YOUR OBJECTIVE
Copy each line from the records below in which the word "JSON" is found.

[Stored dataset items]
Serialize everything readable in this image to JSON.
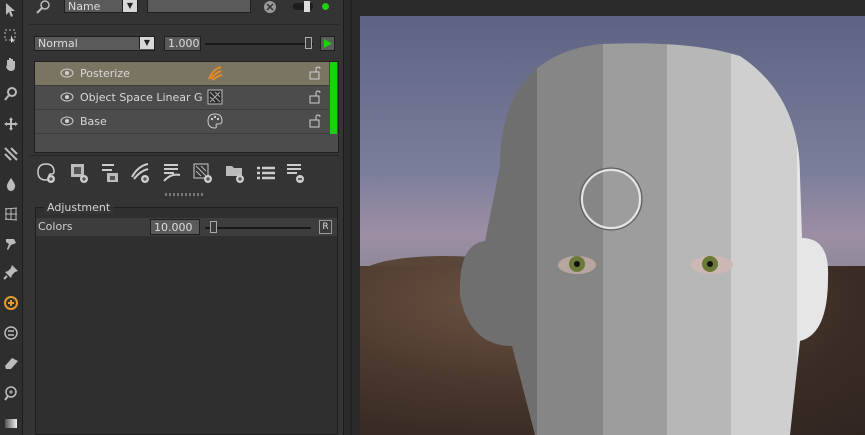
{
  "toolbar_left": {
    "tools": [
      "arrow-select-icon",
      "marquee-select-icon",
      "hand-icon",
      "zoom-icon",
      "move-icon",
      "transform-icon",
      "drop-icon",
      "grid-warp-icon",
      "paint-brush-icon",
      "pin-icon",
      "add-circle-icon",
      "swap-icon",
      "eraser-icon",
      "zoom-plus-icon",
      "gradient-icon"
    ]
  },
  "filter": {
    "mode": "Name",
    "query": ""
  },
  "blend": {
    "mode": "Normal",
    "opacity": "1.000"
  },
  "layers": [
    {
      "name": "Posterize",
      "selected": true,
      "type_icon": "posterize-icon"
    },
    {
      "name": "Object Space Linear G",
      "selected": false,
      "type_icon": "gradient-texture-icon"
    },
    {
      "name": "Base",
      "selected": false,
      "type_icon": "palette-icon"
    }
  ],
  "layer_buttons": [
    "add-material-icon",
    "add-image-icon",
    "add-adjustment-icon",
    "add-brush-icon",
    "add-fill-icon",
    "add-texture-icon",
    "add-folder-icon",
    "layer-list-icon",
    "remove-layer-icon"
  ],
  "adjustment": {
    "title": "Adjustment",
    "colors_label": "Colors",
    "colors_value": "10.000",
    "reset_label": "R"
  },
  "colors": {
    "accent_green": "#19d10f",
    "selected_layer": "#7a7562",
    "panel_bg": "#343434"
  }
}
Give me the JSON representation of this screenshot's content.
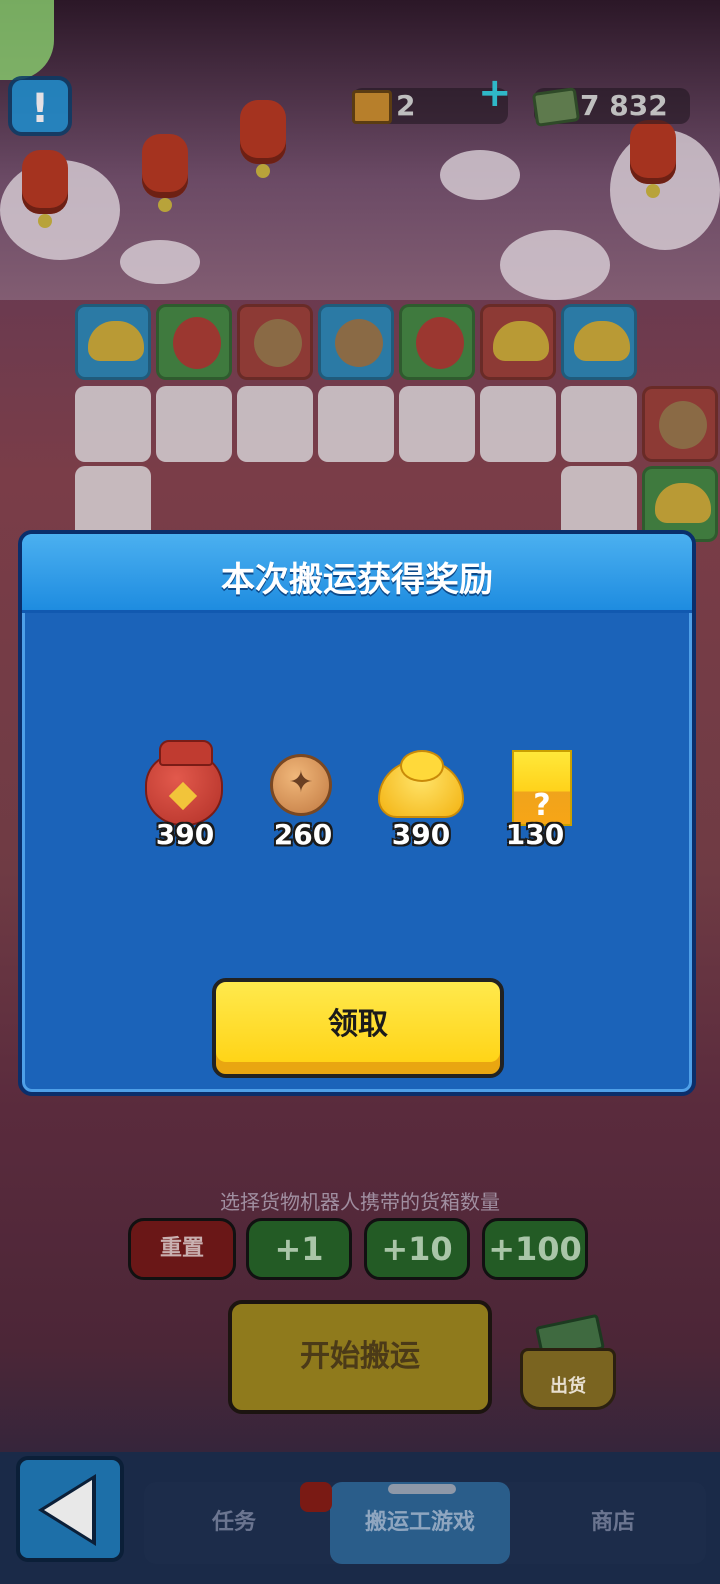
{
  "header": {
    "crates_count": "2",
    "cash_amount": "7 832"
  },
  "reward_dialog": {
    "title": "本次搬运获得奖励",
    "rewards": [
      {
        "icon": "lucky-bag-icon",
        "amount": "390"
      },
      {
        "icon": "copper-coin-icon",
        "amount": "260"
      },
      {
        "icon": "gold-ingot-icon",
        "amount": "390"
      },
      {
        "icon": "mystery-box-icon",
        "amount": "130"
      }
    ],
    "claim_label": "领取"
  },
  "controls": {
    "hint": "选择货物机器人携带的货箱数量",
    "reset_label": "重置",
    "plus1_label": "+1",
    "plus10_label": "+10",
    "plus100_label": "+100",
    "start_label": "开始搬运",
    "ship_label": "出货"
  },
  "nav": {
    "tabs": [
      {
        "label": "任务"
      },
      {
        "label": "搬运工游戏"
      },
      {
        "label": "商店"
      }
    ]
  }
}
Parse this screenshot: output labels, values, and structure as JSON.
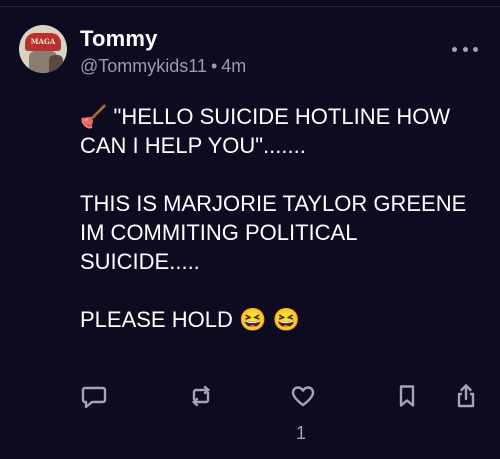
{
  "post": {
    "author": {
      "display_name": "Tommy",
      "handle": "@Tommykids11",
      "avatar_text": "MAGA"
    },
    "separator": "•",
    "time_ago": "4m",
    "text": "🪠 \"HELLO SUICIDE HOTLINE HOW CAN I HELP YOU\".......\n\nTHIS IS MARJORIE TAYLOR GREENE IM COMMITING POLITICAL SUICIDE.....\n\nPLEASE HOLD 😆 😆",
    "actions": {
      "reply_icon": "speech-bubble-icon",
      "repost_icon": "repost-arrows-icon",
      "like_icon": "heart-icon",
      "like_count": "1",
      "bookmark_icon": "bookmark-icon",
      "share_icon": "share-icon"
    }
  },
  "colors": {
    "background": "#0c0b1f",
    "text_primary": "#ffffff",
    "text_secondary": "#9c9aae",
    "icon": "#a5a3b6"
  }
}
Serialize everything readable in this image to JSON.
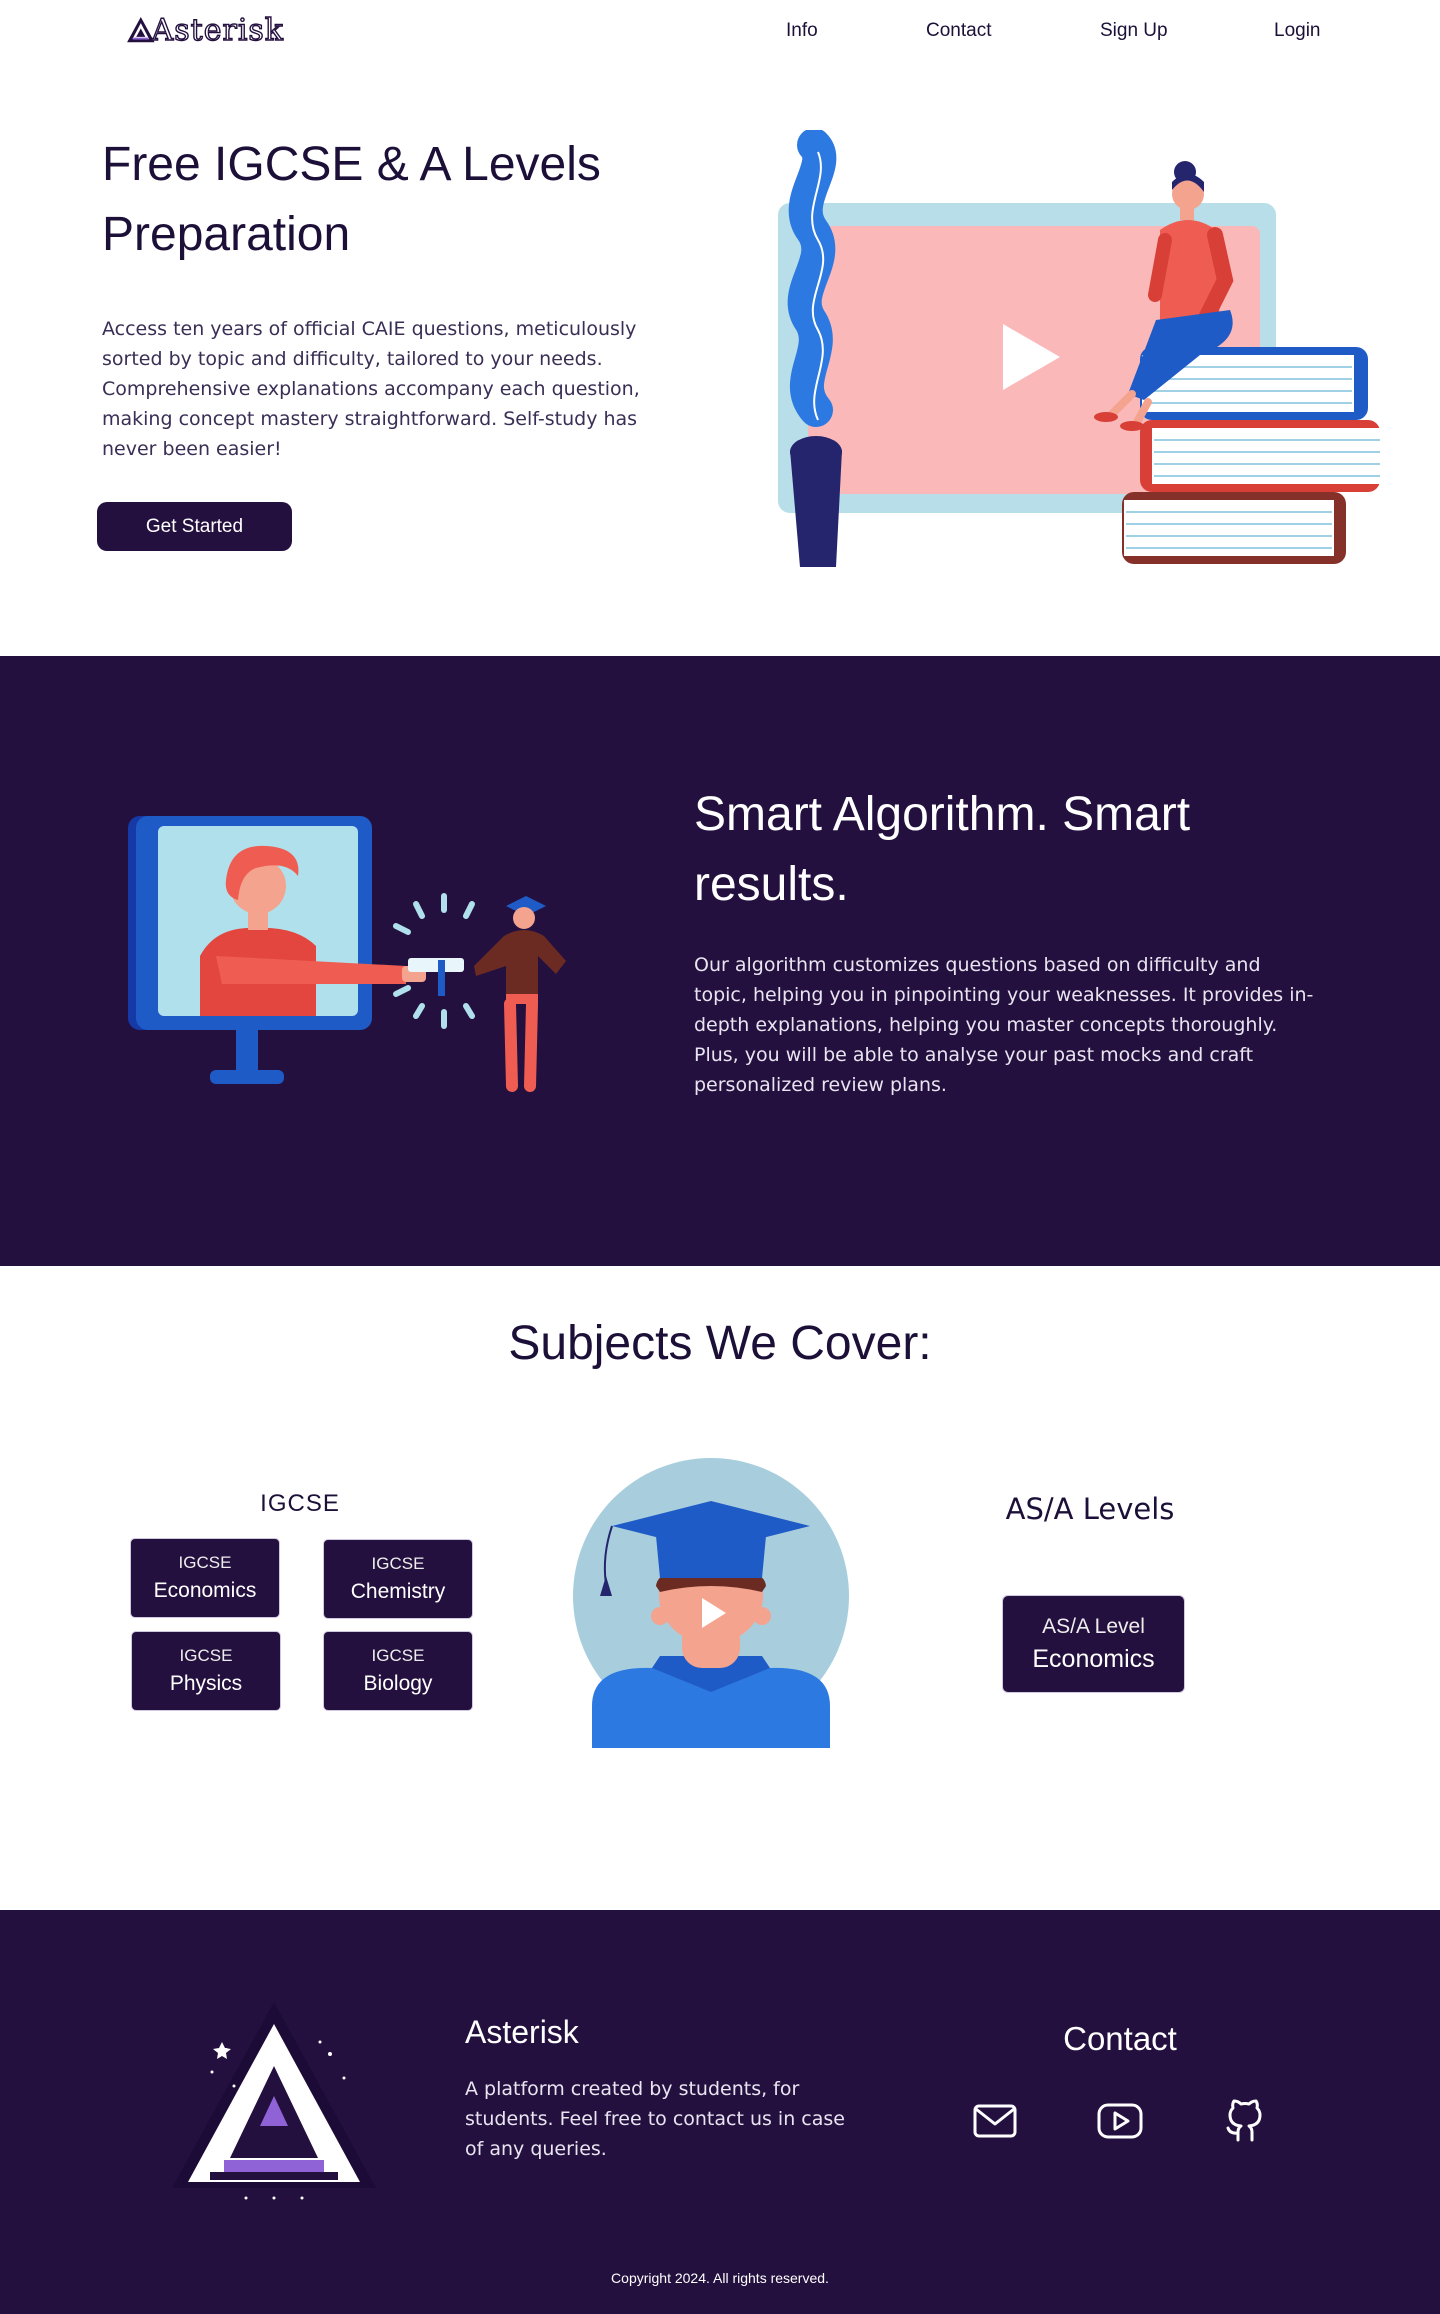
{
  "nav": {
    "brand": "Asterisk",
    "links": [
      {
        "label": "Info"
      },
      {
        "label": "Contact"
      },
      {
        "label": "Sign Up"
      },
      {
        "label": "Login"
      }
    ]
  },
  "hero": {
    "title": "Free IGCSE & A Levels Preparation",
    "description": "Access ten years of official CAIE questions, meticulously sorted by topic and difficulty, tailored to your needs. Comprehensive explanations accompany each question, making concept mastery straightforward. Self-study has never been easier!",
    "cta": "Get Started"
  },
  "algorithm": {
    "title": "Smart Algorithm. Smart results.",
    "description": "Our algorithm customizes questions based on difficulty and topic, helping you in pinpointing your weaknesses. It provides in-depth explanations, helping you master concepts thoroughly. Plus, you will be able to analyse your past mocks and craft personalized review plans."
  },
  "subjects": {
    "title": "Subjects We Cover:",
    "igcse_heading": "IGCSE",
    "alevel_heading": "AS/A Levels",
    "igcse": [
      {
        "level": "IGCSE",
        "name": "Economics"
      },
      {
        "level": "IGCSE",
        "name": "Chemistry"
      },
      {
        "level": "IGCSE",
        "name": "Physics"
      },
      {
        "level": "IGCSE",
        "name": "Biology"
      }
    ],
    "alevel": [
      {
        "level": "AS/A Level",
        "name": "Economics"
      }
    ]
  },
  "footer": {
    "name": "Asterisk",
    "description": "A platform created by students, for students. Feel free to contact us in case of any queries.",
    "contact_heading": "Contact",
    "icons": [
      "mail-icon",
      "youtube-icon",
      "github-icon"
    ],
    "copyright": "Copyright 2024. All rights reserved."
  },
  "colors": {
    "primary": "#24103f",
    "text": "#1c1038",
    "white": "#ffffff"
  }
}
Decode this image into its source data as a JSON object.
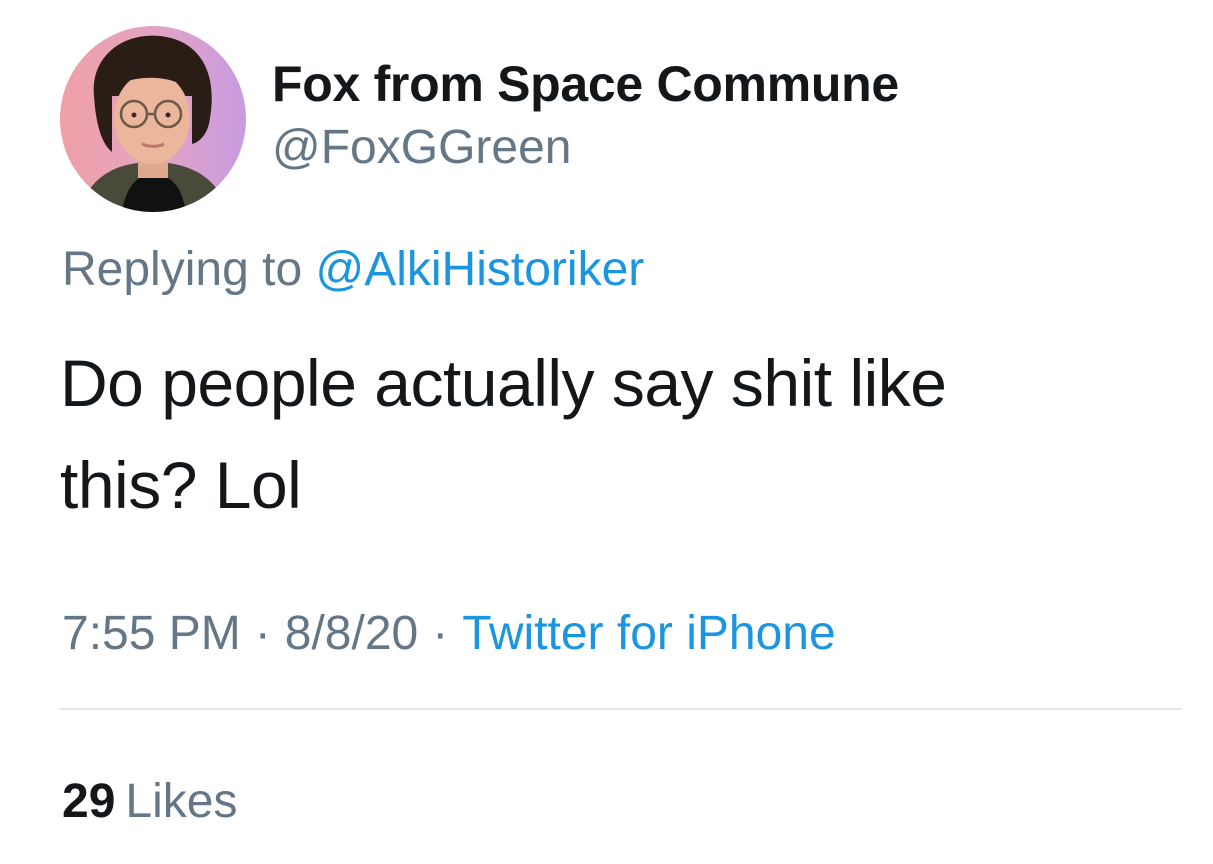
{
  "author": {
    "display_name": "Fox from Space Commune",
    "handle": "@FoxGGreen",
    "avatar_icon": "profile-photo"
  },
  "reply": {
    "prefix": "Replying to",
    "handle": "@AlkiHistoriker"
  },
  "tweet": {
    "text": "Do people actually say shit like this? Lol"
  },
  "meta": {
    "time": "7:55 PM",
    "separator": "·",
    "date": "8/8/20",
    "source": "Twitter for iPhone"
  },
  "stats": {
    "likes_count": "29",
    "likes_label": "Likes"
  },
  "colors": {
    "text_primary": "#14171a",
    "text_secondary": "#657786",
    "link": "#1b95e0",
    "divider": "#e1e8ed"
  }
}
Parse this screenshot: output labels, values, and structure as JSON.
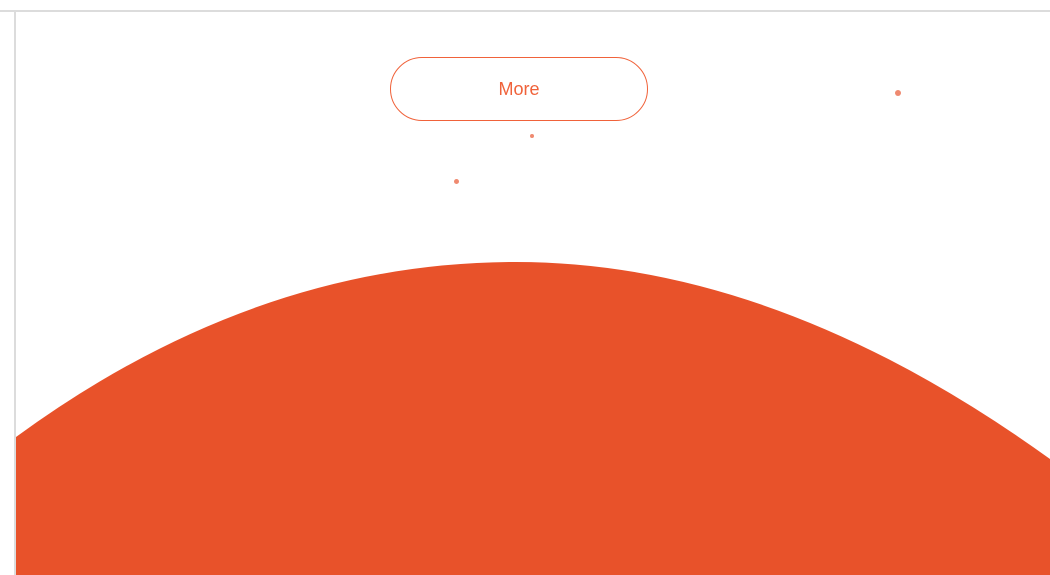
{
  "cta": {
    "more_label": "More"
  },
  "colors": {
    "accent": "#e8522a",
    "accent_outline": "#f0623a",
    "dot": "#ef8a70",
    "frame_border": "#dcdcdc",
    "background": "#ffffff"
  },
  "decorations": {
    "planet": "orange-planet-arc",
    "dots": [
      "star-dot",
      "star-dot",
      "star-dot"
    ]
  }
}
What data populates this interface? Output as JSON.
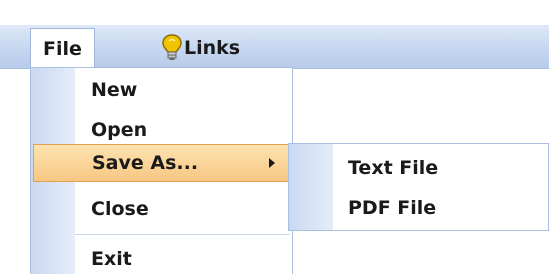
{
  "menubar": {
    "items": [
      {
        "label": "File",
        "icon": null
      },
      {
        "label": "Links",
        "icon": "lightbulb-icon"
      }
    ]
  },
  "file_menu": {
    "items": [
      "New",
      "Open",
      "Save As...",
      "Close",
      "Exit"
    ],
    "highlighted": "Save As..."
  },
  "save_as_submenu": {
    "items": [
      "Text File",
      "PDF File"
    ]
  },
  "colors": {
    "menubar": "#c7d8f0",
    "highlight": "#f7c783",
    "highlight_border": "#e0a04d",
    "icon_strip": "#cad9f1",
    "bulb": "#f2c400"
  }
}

OUTPUT FOR THIS TASK
Serialize everything readable in this image to JSON.
Give me the JSON representation of this screenshot's content.
Parse this screenshot: output labels, values, and structure as JSON.
Serialize everything readable in this image to JSON.
Decode this image into its source data as a JSON object.
Parse this screenshot: output labels, values, and structure as JSON.
What data populates this interface? Output as JSON.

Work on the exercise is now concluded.